drill wherever we found open ground, practicing all the different column formations as we went. On the open ground we threw out the line to one side or the other, and in one position and the other, sometimes at the trot, sometimes at the gallop. As the men grew accustomed to the simple evolutions, we tried them more and more in skirmish drills, practicing them so that they might get accustomed to advance in open order and to skirmish in any country, while the horses were held in the rear.

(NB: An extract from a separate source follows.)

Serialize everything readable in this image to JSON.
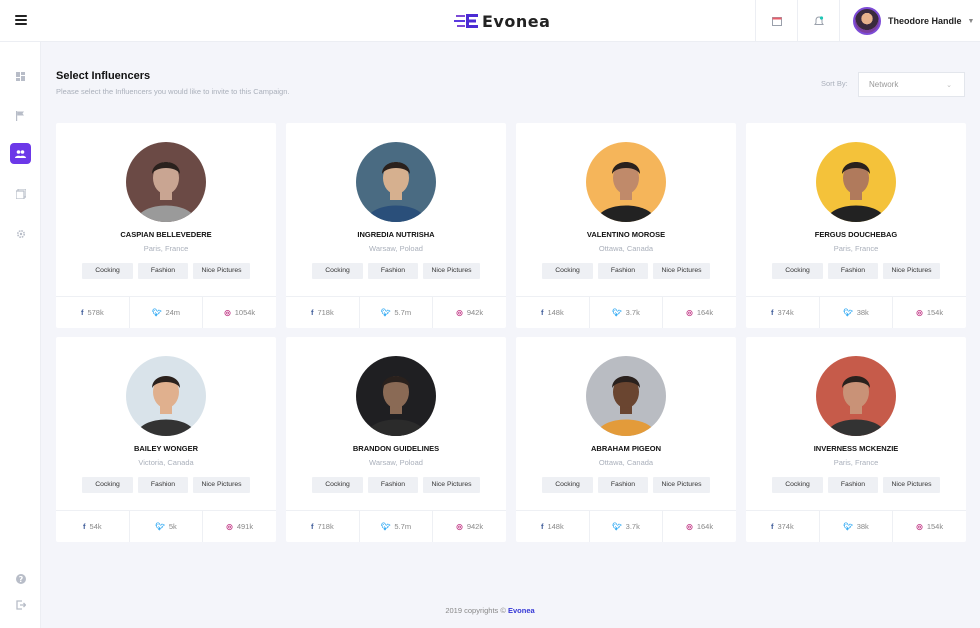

Our arms were the regular cavalry carbine, the "Krag," a splendid weapon, and the revolver. A few carried their favorite Winchesters, using, of course, the new model, which took the Government cartridge. We felt very strongly that it would be worse than a waste of time to try to train our men to use the sabre—a weapon utterly alien to them; but with the rifle and revolver they were already familiar. Many of my cavalry friends in the past had insisted to me that the revolver was a better weapon than the sword—among them Basil Duke, the noted Confederate cavalry leader, and Captain Frank Edwards, whom I had met when elk-hunting on the headwaters of the Yellowstone and the Snake. Personally, I knew too little to decide as to the comparative merits of the two arms; but I did know that it was a great deal better to use the arm with which our men were already proficient.